Are illegal border crossers jumping the queue?
One of the most difficult things for any politician to do is to tell the whole truth. When defending a policy position, they will often repeat selective facts, while not mentioning other facts that put things in perspective.
Such is the case when the federal government says that asylum seekers from the United States are not queue jumpers. Earlier this year, federal Immigration Minister Ahmed Hussen said, “with respect to so-called queue-jumping … we have told them over and over again there is no such thing…”
From January to October 2018, 17,105 people illegally crossed the border from the United States and requested asylum. Hussen argues that asylum seekers are not queue jumpers because there is “a separate queue” for illegal border crossers who request asylum.
In other words, if Canada is a nightclub, there is a front door and a back door to get in. Illegal border crossers who request asylum are not “butting in line.” They have a different lineup than people who immigrate to Canada legally.
While Hussen is technically correct that asylum seekers are not jumping the queue, it is a distinction without a difference. On average, it takes 6 to 12 months to immigrate to Canada. (The processing time for a permanent resident card is currently 53 days, but there are additional steps that must be taken before submitting an application.)
An illegal border crosser doesn’t have to wait 6 to 12 months to live in Canada. They can wake up in the morning in the United States and be in Canada before the day is over. If they are eligible to make an asylum claim, they get to stay until their claim is heard, a process that takes more than a year.
Even if an illegal border crosser does not delay the application of someone who wants to immigrate to Canada, they have entered the country 6 to 12 months earlier than the person who follows the legal process. Hence, an illegal border crosser from the United States is equivalent to a queue jumper. They have leapfrogged into Canada ahead of the people who are waiting to immigrate.
In reality, most asylum seekers from the United States who appear at a legal port of entry would be denied entry into Canada under the Safe Third Country Agreement (STCA). Knowing this, they make an illegal crossing instead.

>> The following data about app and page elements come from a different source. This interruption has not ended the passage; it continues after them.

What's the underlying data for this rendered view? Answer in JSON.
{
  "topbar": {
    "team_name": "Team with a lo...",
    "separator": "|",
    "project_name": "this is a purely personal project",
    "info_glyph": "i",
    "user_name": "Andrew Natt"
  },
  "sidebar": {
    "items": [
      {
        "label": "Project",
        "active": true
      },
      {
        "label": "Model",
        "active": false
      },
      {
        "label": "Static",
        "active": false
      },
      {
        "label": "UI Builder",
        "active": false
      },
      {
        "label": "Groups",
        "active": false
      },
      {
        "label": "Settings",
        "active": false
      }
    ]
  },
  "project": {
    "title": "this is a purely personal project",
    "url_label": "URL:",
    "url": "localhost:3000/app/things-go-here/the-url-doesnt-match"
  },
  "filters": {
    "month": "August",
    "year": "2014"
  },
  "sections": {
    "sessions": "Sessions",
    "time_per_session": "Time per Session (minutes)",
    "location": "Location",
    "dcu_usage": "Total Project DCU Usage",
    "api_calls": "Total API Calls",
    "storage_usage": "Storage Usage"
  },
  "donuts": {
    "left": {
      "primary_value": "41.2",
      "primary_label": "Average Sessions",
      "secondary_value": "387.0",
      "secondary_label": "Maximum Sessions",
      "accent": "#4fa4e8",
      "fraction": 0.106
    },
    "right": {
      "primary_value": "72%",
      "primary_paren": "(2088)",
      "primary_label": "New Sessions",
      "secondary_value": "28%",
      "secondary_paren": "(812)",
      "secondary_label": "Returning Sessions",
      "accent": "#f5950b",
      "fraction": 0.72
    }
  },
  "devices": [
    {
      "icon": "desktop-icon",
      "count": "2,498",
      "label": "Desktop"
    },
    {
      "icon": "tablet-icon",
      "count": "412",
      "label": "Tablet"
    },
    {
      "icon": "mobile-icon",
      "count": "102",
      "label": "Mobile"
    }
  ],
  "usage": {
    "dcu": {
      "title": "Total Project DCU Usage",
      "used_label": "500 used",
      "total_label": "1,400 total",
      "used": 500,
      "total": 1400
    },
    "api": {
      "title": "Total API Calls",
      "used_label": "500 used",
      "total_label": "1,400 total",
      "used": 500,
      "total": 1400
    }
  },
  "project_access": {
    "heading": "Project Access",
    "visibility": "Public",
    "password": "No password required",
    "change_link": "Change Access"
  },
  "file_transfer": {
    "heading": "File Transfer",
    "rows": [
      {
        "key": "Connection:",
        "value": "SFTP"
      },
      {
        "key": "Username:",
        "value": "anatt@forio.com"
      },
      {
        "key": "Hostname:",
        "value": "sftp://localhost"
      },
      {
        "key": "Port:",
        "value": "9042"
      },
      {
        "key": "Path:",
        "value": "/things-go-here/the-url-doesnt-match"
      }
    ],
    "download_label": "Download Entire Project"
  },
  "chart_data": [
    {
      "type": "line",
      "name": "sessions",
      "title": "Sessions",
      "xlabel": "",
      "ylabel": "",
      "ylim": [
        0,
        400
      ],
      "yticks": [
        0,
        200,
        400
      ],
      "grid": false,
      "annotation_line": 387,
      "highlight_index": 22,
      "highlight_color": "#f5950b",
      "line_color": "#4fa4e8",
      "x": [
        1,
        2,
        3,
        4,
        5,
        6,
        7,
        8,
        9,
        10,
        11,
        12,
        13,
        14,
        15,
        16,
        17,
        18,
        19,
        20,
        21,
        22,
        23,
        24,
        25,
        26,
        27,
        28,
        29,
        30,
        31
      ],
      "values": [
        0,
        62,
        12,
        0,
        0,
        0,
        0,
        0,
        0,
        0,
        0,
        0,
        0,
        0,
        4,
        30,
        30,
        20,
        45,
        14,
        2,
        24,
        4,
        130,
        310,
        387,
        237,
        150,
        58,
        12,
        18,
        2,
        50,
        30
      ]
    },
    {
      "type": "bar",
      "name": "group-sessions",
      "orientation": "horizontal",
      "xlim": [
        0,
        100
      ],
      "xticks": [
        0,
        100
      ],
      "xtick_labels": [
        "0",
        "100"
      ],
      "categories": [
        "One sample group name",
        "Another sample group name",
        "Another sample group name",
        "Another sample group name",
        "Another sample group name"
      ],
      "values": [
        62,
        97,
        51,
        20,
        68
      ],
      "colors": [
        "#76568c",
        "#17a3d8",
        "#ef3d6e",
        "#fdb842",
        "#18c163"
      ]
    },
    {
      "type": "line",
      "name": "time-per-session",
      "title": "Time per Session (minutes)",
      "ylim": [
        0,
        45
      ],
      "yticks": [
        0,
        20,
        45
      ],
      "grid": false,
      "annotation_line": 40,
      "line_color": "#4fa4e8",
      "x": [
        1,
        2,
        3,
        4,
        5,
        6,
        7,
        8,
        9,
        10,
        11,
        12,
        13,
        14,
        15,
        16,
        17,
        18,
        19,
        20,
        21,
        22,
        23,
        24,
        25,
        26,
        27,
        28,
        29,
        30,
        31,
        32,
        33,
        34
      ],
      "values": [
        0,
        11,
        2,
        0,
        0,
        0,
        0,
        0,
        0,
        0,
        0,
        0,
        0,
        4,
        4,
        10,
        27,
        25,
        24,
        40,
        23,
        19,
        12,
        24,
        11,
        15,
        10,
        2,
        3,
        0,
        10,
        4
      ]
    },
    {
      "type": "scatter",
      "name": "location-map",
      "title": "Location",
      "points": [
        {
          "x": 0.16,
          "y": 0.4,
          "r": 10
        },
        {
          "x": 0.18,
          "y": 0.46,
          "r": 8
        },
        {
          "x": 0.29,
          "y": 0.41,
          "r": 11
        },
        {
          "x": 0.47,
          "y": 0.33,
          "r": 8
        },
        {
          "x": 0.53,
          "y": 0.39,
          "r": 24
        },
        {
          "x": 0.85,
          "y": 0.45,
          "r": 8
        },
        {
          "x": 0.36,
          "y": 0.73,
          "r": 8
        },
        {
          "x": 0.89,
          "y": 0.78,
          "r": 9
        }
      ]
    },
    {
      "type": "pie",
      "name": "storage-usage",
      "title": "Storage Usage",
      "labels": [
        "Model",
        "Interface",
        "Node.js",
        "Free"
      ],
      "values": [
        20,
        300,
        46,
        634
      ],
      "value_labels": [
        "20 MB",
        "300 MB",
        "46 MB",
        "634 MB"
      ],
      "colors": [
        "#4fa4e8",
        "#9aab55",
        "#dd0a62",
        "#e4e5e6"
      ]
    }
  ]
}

Illegal border crossers can request asylum due to a loophole in the STCA. Under the agreement, “persons seeking refugee protection must make a claim in the first country they arrive in … unless they qualify for an exception…” However, the agreement only applies to people who enter Canada at land border crossings or by train or at an airport. This loophole needs to be closed.
If the STCA were renegotiated, illegal border crossers could be arrested, detained, given due process, and if found guilty of illegal entry, they would be returned to the United States.
Another option is to simply pass legislation, so that illegal border crossers from the United States cannot request asylum. Such a measure would not violate the 1951 Refugee convention. According to James Bisset, a former head of Canada’s Immigration Service, “Canada has chosen to enact laws and regulations that go above and beyond what is required by the Convention.”
While Article 31 states that “Contracting States cannot impose penalties” (i.e., fines or prison time) on asylum seekers who enter a country illegally, it does not prohibit a state from deporting them. Article 33 only prohibits a state from deporting most refugees to a place where their “life or freedom would be threatened.”
A sovereign nation has the right to control its borders and who it allows to immigrate. Unfortunately, Canada has a defacto open borders policy when it comes to asylum seekers. The federal government can stop the flow of illegal border crossings by only allowing people to request asylum if they do so at a legal port of entry.